EXERCISE REQUIREMENTS
From the entries that follow, report every line in which "sociis" occurs.

INPUT FOR THIS TASK
--------------------------------

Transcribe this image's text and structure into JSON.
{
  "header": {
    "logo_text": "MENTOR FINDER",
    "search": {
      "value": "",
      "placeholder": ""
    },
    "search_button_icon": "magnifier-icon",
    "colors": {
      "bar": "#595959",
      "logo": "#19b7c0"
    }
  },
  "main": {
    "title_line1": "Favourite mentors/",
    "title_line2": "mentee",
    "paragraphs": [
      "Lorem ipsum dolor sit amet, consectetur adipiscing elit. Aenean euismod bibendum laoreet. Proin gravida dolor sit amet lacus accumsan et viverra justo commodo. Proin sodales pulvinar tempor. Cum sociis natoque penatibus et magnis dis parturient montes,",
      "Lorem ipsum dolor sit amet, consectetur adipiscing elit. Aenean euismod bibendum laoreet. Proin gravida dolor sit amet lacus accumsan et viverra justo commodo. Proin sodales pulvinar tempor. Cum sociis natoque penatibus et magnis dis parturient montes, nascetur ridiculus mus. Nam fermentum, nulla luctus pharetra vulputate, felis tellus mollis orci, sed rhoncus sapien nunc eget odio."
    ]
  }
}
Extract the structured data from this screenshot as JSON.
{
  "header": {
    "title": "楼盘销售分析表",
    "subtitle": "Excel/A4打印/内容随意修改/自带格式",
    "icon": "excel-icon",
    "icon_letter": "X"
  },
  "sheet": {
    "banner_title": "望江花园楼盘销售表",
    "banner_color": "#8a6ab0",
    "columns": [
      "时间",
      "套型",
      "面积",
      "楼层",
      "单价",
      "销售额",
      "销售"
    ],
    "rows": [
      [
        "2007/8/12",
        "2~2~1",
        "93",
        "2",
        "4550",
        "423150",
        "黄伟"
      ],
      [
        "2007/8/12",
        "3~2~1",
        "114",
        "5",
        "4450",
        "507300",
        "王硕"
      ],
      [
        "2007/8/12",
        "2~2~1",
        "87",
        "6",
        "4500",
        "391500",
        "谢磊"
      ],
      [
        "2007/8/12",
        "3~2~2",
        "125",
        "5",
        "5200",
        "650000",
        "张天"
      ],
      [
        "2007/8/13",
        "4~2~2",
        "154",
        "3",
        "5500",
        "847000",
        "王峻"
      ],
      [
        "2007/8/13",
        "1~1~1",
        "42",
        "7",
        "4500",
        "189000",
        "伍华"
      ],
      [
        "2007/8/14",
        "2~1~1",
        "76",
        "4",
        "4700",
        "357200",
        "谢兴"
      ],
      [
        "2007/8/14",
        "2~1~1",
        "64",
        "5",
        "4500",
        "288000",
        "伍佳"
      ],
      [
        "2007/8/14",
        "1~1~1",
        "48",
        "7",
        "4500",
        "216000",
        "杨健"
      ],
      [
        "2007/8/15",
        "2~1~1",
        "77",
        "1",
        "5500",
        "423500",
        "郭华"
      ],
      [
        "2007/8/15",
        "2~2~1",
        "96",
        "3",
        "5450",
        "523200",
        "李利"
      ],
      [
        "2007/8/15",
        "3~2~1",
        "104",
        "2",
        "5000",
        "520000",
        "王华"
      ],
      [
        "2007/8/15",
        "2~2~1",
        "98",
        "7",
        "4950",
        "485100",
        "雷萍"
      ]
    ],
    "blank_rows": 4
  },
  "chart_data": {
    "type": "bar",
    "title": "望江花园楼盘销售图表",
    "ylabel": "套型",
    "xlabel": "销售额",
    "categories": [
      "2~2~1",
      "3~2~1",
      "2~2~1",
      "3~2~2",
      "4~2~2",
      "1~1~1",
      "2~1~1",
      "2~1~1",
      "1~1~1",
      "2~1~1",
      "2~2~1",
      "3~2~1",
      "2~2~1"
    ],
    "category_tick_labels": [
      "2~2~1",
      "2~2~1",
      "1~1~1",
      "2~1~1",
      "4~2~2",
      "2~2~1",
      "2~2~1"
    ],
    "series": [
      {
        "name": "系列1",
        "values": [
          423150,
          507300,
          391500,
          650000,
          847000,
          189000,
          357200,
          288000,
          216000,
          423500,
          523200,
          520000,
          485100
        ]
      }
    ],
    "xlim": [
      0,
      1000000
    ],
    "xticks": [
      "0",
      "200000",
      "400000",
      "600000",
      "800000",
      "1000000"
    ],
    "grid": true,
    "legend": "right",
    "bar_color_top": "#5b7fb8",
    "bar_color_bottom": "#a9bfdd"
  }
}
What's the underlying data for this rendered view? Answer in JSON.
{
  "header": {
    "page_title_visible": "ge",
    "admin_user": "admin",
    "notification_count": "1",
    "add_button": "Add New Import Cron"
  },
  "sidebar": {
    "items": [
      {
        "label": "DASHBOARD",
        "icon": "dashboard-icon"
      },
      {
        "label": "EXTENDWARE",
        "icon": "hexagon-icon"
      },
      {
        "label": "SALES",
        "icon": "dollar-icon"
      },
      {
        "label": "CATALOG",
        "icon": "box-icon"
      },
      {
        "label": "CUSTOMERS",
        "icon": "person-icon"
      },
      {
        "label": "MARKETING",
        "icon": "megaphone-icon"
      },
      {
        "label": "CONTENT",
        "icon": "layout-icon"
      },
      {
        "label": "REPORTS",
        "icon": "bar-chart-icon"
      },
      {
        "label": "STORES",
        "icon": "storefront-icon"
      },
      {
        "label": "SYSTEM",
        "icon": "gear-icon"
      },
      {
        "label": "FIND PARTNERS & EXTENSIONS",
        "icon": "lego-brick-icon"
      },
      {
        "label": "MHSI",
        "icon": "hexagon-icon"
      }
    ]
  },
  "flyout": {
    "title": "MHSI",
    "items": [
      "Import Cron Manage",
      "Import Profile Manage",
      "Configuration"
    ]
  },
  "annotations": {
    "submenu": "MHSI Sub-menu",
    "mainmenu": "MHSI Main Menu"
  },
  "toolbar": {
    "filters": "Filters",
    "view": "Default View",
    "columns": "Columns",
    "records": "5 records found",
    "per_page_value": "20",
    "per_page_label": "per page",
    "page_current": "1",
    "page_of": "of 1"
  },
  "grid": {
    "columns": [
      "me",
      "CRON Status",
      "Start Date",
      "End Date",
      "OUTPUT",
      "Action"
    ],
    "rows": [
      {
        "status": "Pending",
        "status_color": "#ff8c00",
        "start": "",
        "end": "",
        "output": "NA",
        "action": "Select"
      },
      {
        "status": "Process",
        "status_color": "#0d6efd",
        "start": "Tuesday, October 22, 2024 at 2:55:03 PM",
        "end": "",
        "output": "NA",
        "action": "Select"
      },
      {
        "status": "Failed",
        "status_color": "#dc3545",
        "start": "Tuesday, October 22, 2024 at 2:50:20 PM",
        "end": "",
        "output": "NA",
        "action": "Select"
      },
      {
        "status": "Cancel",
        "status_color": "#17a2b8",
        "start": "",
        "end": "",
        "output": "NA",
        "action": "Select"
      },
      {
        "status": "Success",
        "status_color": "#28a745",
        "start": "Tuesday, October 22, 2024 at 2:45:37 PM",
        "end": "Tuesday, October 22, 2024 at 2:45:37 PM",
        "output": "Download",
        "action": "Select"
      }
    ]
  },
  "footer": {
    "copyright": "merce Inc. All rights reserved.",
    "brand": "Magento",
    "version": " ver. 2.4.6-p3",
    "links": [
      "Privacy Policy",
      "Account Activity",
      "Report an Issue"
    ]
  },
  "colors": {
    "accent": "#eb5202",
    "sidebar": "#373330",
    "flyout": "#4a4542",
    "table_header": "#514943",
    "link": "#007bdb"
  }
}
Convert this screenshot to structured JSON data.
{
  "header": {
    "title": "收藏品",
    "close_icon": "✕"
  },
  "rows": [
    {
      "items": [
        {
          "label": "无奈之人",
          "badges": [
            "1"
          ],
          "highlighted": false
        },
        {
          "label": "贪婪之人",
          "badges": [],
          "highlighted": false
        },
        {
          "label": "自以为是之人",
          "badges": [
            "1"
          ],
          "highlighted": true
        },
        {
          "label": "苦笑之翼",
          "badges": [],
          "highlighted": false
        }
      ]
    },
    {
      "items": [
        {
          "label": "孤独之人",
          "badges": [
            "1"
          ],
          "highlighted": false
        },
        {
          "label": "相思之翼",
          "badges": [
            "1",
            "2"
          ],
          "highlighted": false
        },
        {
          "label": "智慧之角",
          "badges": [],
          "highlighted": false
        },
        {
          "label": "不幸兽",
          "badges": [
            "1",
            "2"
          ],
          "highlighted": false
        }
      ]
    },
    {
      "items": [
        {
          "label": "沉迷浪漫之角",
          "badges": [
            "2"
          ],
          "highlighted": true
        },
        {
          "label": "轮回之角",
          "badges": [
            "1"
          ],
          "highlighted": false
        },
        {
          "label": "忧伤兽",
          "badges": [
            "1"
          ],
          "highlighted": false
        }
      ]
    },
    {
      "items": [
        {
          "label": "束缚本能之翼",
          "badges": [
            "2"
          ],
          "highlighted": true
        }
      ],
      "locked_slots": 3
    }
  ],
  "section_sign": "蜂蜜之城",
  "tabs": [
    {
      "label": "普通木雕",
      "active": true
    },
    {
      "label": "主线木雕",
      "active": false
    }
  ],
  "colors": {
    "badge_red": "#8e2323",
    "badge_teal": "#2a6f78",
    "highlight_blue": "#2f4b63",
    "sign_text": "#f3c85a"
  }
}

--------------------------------

EXERCISE RESULT
      "Lorem ipsum dolor sit amet, consectetur adipiscing elit. Aenean euismod bibendum laoreet. Proin gravida dolor sit amet lacus accumsan et viverra justo commodo. Proin sodales pulvinar tempor. Cum sociis natoque penatibus et magnis dis parturient montes,",
      "Lorem ipsum dolor sit amet, consectetur adipiscing elit. Aenean euismod bibendum laoreet. Proin gravida dolor sit amet lacus accumsan et viverra justo commodo. Proin sodales pulvinar tempor. Cum sociis natoque penatibus et magnis dis parturient montes, nascetur ridiculus mus. Nam fermentum, nulla luctus pharetra vulputate, felis tellus mollis orci, sed rhoncus sapien nunc eget odio."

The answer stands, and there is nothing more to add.